Belarus is more liberal than ever: political prisoners still exist, while Nazis are amnestied

2009 2009-07-08T17:11:12+0300 1970-01-01T03:00:00+0300 en The Human Rights Center “Viasna” The Human Rights Center “Viasna”
The Human Rights Center “Viasna”

A leaders of Homel structure of the Russian National Unity (RNU) in Homel Andrei Nestsiarovich returned to his native city after two years on the run.

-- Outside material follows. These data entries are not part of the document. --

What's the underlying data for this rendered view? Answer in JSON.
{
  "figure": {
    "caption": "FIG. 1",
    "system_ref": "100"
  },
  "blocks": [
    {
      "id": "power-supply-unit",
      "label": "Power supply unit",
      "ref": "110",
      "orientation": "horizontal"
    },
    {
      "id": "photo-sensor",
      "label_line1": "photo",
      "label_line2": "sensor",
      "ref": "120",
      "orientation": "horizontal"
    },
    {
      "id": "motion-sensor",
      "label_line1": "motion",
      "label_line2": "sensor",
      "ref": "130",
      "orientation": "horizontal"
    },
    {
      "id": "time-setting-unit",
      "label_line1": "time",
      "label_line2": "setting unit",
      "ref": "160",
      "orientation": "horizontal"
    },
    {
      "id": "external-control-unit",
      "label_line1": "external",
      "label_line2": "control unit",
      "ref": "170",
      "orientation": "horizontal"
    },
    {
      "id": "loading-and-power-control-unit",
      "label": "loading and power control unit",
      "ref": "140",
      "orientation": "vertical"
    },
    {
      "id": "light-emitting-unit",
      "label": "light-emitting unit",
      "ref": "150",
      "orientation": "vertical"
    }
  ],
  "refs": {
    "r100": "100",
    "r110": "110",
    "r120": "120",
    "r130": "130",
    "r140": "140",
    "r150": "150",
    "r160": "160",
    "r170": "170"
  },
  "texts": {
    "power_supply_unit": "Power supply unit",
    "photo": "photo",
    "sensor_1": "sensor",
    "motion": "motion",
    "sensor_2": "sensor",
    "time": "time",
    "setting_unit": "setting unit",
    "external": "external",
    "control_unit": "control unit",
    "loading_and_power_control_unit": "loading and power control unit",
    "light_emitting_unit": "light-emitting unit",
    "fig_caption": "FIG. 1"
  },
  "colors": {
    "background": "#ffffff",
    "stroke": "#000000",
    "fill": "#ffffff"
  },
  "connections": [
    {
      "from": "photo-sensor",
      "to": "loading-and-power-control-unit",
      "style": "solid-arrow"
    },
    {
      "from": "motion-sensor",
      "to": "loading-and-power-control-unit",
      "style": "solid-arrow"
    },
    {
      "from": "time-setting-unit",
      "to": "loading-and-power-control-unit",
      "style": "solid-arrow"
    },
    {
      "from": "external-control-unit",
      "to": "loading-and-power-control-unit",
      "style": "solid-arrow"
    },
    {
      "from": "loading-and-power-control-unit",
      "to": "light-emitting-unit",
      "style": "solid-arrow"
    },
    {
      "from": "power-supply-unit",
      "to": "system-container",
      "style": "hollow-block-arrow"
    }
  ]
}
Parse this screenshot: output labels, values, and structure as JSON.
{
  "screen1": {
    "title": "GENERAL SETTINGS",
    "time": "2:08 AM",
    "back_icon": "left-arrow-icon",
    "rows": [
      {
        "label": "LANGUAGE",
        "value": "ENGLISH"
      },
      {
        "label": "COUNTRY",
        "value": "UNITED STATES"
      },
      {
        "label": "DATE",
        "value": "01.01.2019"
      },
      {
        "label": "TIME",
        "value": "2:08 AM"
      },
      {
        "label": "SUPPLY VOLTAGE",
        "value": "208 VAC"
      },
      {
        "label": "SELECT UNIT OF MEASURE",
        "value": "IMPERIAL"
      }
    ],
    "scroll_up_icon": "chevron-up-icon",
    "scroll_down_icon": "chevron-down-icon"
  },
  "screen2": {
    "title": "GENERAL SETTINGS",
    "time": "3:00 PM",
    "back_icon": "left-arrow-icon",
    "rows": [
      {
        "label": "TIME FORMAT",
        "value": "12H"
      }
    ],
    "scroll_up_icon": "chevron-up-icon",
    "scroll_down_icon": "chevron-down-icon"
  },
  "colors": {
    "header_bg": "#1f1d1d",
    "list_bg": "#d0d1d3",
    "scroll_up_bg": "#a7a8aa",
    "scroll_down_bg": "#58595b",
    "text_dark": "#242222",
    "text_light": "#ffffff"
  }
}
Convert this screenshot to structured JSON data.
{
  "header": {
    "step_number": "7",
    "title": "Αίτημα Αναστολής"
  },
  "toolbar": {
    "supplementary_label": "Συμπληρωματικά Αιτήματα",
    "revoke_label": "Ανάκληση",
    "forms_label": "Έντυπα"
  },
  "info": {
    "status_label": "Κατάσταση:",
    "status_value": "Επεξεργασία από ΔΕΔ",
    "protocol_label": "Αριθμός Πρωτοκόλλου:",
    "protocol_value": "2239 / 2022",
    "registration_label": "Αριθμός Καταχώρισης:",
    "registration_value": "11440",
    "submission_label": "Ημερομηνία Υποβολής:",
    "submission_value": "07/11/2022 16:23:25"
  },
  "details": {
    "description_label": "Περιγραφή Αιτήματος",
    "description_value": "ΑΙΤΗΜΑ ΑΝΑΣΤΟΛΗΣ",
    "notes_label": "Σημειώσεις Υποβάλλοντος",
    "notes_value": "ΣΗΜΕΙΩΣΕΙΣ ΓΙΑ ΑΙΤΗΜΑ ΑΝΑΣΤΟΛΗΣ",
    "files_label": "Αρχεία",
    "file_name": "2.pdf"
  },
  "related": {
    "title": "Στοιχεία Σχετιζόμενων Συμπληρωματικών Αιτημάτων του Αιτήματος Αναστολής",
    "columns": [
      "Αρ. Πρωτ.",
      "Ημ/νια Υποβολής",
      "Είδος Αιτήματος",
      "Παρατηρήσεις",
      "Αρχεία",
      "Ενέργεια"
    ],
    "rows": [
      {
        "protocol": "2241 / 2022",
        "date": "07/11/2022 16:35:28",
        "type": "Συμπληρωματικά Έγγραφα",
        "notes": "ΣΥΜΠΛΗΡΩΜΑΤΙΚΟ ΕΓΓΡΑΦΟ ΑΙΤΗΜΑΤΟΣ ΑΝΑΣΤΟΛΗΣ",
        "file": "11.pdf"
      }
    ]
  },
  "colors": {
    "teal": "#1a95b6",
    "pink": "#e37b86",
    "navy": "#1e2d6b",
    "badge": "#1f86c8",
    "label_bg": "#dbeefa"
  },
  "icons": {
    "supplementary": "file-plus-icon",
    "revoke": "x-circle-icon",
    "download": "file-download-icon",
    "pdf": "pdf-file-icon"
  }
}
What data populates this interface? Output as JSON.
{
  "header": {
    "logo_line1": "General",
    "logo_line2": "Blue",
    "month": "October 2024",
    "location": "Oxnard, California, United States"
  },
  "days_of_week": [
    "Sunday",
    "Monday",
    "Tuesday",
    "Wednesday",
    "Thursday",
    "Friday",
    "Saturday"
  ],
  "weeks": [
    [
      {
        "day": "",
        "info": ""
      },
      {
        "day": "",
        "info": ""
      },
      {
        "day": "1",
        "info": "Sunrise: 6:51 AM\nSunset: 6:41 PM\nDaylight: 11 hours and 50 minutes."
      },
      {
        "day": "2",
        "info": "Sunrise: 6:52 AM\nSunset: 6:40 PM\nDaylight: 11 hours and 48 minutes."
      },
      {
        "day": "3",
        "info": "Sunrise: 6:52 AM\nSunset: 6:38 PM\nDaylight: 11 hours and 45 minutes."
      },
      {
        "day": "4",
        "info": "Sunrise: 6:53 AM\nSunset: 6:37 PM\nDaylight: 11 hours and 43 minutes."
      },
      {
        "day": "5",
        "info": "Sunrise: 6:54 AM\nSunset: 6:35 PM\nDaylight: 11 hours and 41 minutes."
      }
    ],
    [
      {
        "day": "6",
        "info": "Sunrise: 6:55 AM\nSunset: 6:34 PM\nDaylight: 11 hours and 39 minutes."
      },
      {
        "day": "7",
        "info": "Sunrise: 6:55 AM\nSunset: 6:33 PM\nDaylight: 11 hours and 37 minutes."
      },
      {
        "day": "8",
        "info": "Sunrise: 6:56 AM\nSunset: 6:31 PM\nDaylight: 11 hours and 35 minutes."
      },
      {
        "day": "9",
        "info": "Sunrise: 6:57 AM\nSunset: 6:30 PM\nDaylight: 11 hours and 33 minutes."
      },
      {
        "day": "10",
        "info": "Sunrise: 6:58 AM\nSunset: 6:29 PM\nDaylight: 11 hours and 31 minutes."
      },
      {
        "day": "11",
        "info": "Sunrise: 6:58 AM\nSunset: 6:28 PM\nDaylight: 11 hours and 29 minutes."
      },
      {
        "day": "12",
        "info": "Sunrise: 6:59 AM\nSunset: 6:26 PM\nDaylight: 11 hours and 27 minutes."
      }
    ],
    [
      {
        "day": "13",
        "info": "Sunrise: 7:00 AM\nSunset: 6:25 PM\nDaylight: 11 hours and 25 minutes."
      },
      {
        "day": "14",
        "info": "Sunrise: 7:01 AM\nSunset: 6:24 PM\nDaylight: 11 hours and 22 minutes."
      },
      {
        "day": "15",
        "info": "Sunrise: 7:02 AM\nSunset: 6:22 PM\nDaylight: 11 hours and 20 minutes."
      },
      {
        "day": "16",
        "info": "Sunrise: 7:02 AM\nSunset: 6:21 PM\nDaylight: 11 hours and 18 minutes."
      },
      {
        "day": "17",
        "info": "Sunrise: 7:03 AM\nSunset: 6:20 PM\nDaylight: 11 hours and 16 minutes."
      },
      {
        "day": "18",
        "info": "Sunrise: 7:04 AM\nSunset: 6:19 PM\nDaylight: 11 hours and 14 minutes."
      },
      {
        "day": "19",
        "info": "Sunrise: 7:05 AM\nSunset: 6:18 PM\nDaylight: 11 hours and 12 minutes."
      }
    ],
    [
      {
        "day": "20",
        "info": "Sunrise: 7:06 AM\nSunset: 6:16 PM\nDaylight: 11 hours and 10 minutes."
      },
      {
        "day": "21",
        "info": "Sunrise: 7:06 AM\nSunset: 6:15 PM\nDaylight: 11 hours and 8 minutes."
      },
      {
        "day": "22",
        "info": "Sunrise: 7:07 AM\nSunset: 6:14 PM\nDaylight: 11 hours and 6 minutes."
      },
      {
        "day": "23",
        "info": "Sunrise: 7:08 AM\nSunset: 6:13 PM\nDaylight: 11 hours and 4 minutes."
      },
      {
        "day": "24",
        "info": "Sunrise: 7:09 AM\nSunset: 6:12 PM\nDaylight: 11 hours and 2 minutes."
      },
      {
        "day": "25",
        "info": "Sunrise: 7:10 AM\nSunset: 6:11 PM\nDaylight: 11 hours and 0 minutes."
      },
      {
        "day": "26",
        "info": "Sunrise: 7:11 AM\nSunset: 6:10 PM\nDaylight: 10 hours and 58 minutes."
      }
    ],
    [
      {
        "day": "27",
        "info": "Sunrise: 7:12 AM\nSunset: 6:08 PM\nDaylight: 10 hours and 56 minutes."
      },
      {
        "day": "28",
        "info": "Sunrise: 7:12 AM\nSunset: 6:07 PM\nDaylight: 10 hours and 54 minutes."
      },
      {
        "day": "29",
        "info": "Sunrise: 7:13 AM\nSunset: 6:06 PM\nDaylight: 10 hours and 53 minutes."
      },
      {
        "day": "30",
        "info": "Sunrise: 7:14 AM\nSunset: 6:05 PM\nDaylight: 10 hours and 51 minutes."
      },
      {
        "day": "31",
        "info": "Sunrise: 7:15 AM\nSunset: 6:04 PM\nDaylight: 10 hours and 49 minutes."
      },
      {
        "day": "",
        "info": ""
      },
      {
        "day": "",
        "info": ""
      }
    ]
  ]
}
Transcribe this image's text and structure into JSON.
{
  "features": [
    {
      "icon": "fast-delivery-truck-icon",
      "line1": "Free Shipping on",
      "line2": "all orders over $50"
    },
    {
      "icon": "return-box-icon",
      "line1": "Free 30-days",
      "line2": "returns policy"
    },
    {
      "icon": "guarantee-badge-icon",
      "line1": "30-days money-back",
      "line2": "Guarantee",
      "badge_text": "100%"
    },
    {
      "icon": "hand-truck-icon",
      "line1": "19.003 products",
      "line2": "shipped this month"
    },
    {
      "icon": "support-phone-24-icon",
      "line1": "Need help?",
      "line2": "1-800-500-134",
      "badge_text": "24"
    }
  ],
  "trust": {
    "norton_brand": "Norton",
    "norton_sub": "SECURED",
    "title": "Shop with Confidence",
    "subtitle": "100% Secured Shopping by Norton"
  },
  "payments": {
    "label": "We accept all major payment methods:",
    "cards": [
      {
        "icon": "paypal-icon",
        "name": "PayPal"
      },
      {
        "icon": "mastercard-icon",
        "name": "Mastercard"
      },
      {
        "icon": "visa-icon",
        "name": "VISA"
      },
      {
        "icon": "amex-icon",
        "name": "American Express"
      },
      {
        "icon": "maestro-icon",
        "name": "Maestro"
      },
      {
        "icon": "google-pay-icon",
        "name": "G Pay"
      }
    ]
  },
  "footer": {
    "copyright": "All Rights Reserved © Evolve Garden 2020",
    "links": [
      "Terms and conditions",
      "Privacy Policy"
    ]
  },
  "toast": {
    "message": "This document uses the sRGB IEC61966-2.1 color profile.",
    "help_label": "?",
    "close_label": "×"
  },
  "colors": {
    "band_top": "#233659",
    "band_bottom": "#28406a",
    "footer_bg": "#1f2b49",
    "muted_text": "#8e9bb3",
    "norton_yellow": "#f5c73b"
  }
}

The member of the radical Russian neo-Nazi organization must have served a term of punishment in correction facilities. The press service of Homel oblast KGB department reported about this. But KGB officers accused the activists of the RNU chauvinistic organization of violation of Article 193.1 of the Criminal Code (activity or organization activity on behalf of an unregistered organization), though this article is traditionally used by the authorities to suppress active representatives of the democratic youth. The young neo-Nazi could get a serious term of punishment even in Belarus. For example, Article 130, part 3 of the Criminal Code of Belarus envisages 5-12 of jail for stirring up race, national, or religious hatred committed by a group of persons. He only faced shaking finger at him for activity without registration.

Nestsiarovich has some rather serious offences in his biography. In 2006, he beat a guy who was trying to clean a central Homel street from RNU stickers. The whole town was covered with RNU extremist leaflets. The police appeared at the site of the incident after some seconds. Nestsiarovich, the initiator of the fight, got a fine and arrest, though he behaved in a very aggressive way and was shouting insults. It was found out at the trial that the RNU activist had been spreading xenophobic literature.

In late 2006, Homel oblast KGB department instigated a criminal case against two activists of right radical RNU. One of them, Mikhail Yukauchuk, served the full term of 6-month arrest under article 193-1 of the Criminal Code of Belarus. Andrei Nestsiarovich didn’t appear at the trial. He is said to have been hiding in neighboring Russia. Andrei Nestsiarovich has returned home recently after eh learnt about the oncoming amnesty in honor of the 65th anniversary of liberation of Belarus from Nazi troops. The trial over him went unnoticed in Homel; the verdict didn’t take effect because of the amnesty. Nestsiarovich, dressed in black military uniform, can be seen in the center of Homel. Judging by his appearance, his views haven’t changed for the years of hiding from the Belarusian justice.

A Homel anti-fascist, who preferred not to tell his name, told Belorusski Partizan an interesting detail about the RNU branch in Homel. The Russian organization denies their structure is officially represented in Homel. It seems that a strange organization with direct relation to the KGB operates in the town. This information may be true as there are serious grounds to suspect the Russian RNU structures of cooperation with the Belarusian secret services.